▸ Dataset rows describing interfaces:
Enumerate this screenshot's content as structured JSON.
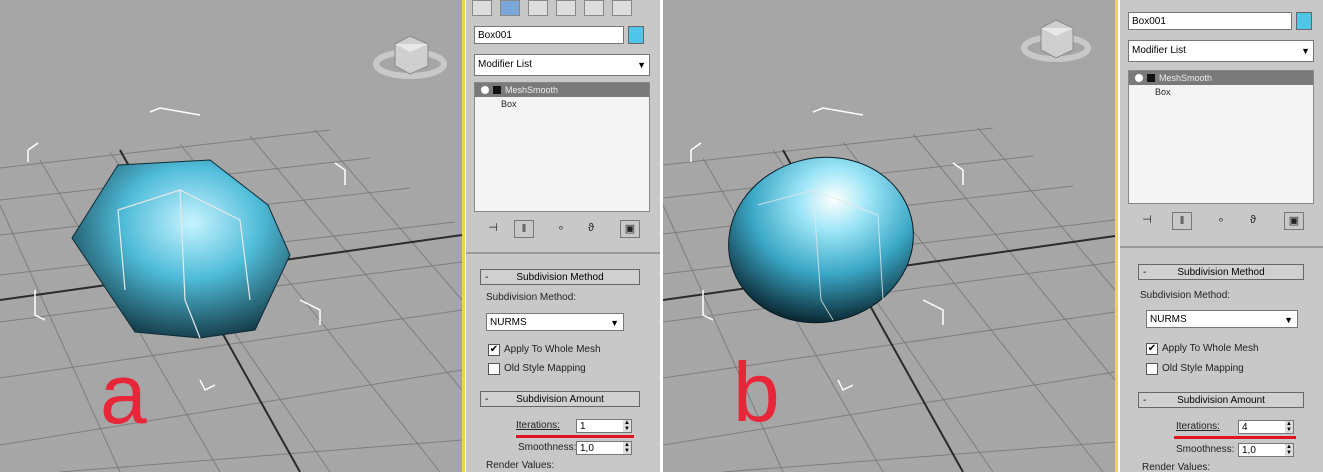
{
  "panels": [
    {
      "id": "a",
      "label": "a",
      "object_name": "Box001",
      "object_color": "#4fc6e8",
      "modifier_list": "Modifier List",
      "stack": {
        "selected": "MeshSmooth",
        "base": "Box"
      },
      "subdivision_method": {
        "rollout_title": "Subdivision Method",
        "label": "Subdivision Method:",
        "value": "NURMS",
        "apply_to_whole_mesh": "Apply To Whole Mesh",
        "apply_checked": true,
        "old_style_mapping": "Old Style Mapping",
        "old_checked": false
      },
      "subdivision_amount": {
        "rollout_title": "Subdivision Amount",
        "iterations_label": "Iterations:",
        "iterations_value": "1",
        "smoothness_label": "Smoothness:",
        "smoothness_value": "1,0",
        "render_values_label": "Render Values:"
      }
    },
    {
      "id": "b",
      "label": "b",
      "object_name": "Box001",
      "object_color": "#4fc6e8",
      "modifier_list": "Modifier List",
      "stack": {
        "selected": "MeshSmooth",
        "base": "Box"
      },
      "subdivision_method": {
        "rollout_title": "Subdivision Method",
        "label": "Subdivision Method:",
        "value": "NURMS",
        "apply_to_whole_mesh": "Apply To Whole Mesh",
        "apply_checked": true,
        "old_style_mapping": "Old Style Mapping",
        "old_checked": false
      },
      "subdivision_amount": {
        "rollout_title": "Subdivision Amount",
        "iterations_label": "Iterations:",
        "iterations_value": "4",
        "smoothness_label": "Smoothness:",
        "smoothness_value": "1,0",
        "render_values_label": "Render Values:"
      }
    }
  ],
  "icons": {
    "stack_pin": "pin-icon",
    "show_end_result": "show-end-result-icon",
    "make_unique": "make-unique-icon",
    "remove_modifier": "remove-modifier-icon",
    "configure_sets": "configure-modifier-sets-icon",
    "viewcube": "viewcube-icon"
  },
  "colors": {
    "viewport_bg": "#a6a6a6",
    "panel_bg": "#c8c8c8",
    "active_viewport_border": "#f0d34a",
    "object": "#4fc6e8",
    "annotation_red": "#e0141e"
  }
}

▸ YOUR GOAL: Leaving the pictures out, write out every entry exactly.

▸ RESULT:
Enumerate this screenshot's content as structured JSON.
{
  "panels": [
    {
      "id": "a",
      "label": "a",
      "object_name": "Box001",
      "object_color": "#4fc6e8",
      "modifier_list": "Modifier List",
      "stack": {
        "selected": "MeshSmooth",
        "base": "Box"
      },
      "subdivision_method": {
        "rollout_title": "Subdivision Method",
        "label": "Subdivision Method:",
        "value": "NURMS",
        "apply_to_whole_mesh": "Apply To Whole Mesh",
        "apply_checked": true,
        "old_style_mapping": "Old Style Mapping",
        "old_checked": false
      },
      "subdivision_amount": {
        "rollout_title": "Subdivision Amount",
        "iterations_label": "Iterations:",
        "iterations_value": "1",
        "smoothness_label": "Smoothness:",
        "smoothness_value": "1,0",
        "render_values_label": "Render Values:"
      }
    },
    {
      "id": "b",
      "label": "b",
      "object_name": "Box001",
      "object_color": "#4fc6e8",
      "modifier_list": "Modifier List",
      "stack": {
        "selected": "MeshSmooth",
        "base": "Box"
      },
      "subdivision_method": {
        "rollout_title": "Subdivision Method",
        "label": "Subdivision Method:",
        "value": "NURMS",
        "apply_to_whole_mesh": "Apply To Whole Mesh",
        "apply_checked": true,
        "old_style_mapping": "Old Style Mapping",
        "old_checked": false
      },
      "subdivision_amount": {
        "rollout_title": "Subdivision Amount",
        "iterations_label": "Iterations:",
        "iterations_value": "4",
        "smoothness_label": "Smoothness:",
        "smoothness_value": "1,0",
        "render_values_label": "Render Values:"
      }
    }
  ],
  "icons": {
    "stack_pin": "pin-icon",
    "show_end_result": "show-end-result-icon",
    "make_unique": "make-unique-icon",
    "remove_modifier": "remove-modifier-icon",
    "configure_sets": "configure-modifier-sets-icon",
    "viewcube": "viewcube-icon"
  },
  "colors": {
    "viewport_bg": "#a6a6a6",
    "panel_bg": "#c8c8c8",
    "active_viewport_border": "#f0d34a",
    "object": "#4fc6e8",
    "annotation_red": "#e0141e"
  }
}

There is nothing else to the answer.